• [WORK ITEM] Return, verbatim and in full, the records that follow, but not their pictures.

• [GIVEN RECORDS]
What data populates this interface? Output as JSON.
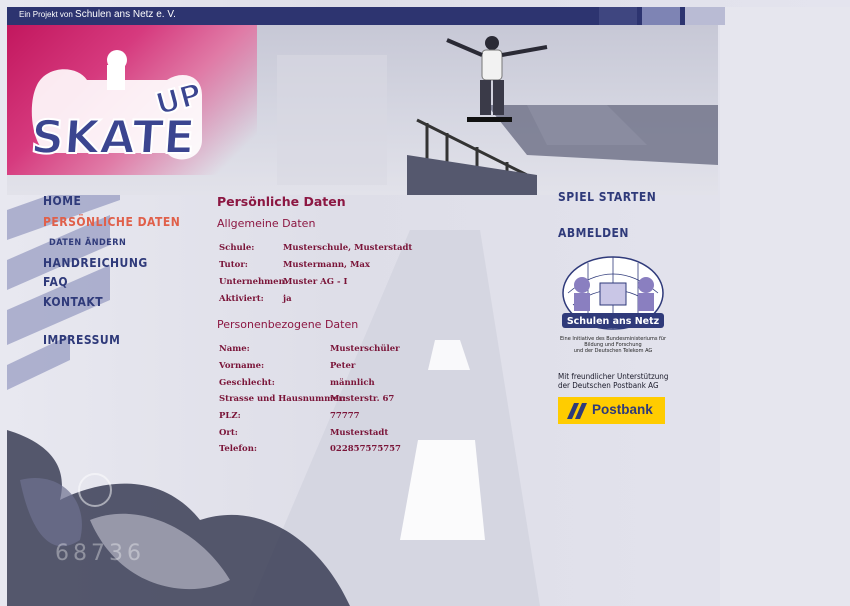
{
  "topbar": {
    "prefix": "Ein Projekt von",
    "org": "Schulen ans Netz e. V."
  },
  "logo": {
    "text_skate": "SKATE",
    "text_up": "UP"
  },
  "nav": {
    "home": "HOME",
    "persoenliche_daten": "PERSÖNLICHE DATEN",
    "daten_aendern": "DATEN ÄNDERN",
    "handreichung": "HANDREICHUNG",
    "faq": "FAQ",
    "kontakt": "KONTAKT",
    "impressum": "IMPRESSUM"
  },
  "main": {
    "title": "Persönliche Daten",
    "general_heading": "Allgemeine Daten",
    "general": [
      {
        "label": "Schule:",
        "value": "Musterschule, Musterstadt"
      },
      {
        "label": "Tutor:",
        "value": "Mustermann, Max"
      },
      {
        "label": "Unternehmen:",
        "value": "Muster AG - I"
      },
      {
        "label": "Aktiviert:",
        "value": "ja"
      }
    ],
    "personal_heading": "Personenbezogene Daten",
    "personal": [
      {
        "label": "Name:",
        "value": "Musterschüler"
      },
      {
        "label": "Vorname:",
        "value": "Peter"
      },
      {
        "label": "Geschlecht:",
        "value": "männlich"
      },
      {
        "label": "Strasse und Hausnummer:",
        "value": "Musterstr. 67"
      },
      {
        "label": "PLZ:",
        "value": "77777"
      },
      {
        "label": "Ort:",
        "value": "Musterstadt"
      },
      {
        "label": "Telefon:",
        "value": "022857575757"
      }
    ]
  },
  "right": {
    "spiel_starten": "SPIEL STARTEN",
    "abmelden": "ABMELDEN",
    "san_logo_text": "Schulen ans Netz",
    "san_caption": [
      "Eine Initiative des Bundesministeriums für",
      "Bildung und Forschung",
      "und der Deutschen Telekom AG"
    ],
    "support_text": [
      "Mit freundlicher Unterstützung",
      "der Deutschen Postbank AG"
    ],
    "postbank": "Postbank"
  },
  "decor": {
    "number": "68736"
  },
  "colors": {
    "navy": "#2d3470",
    "magenta": "#c2175e",
    "content_red": "#8c1742",
    "nav_active": "#e0604a",
    "postbank_yellow": "#ffcc00"
  }
}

• [WRITTEN RESPONSE]
What data populates this interface? Output as JSON.
{
  "topbar": {
    "prefix": "Ein Projekt von",
    "org": "Schulen ans Netz e. V."
  },
  "logo": {
    "text_skate": "SKATE",
    "text_up": "UP"
  },
  "nav": {
    "home": "HOME",
    "persoenliche_daten": "PERSÖNLICHE DATEN",
    "daten_aendern": "DATEN ÄNDERN",
    "handreichung": "HANDREICHUNG",
    "faq": "FAQ",
    "kontakt": "KONTAKT",
    "impressum": "IMPRESSUM"
  },
  "main": {
    "title": "Persönliche Daten",
    "general_heading": "Allgemeine Daten",
    "general": [
      {
        "label": "Schule:",
        "value": "Musterschule, Musterstadt"
      },
      {
        "label": "Tutor:",
        "value": "Mustermann, Max"
      },
      {
        "label": "Unternehmen:",
        "value": "Muster AG - I"
      },
      {
        "label": "Aktiviert:",
        "value": "ja"
      }
    ],
    "personal_heading": "Personenbezogene Daten",
    "personal": [
      {
        "label": "Name:",
        "value": "Musterschüler"
      },
      {
        "label": "Vorname:",
        "value": "Peter"
      },
      {
        "label": "Geschlecht:",
        "value": "männlich"
      },
      {
        "label": "Strasse und Hausnummer:",
        "value": "Musterstr. 67"
      },
      {
        "label": "PLZ:",
        "value": "77777"
      },
      {
        "label": "Ort:",
        "value": "Musterstadt"
      },
      {
        "label": "Telefon:",
        "value": "022857575757"
      }
    ]
  },
  "right": {
    "spiel_starten": "SPIEL STARTEN",
    "abmelden": "ABMELDEN",
    "san_logo_text": "Schulen ans Netz",
    "san_caption": [
      "Eine Initiative des Bundesministeriums für",
      "Bildung und Forschung",
      "und der Deutschen Telekom AG"
    ],
    "support_text": [
      "Mit freundlicher Unterstützung",
      "der Deutschen Postbank AG"
    ],
    "postbank": "Postbank"
  },
  "decor": {
    "number": "68736"
  },
  "colors": {
    "navy": "#2d3470",
    "magenta": "#c2175e",
    "content_red": "#8c1742",
    "nav_active": "#e0604a",
    "postbank_yellow": "#ffcc00"
  }
}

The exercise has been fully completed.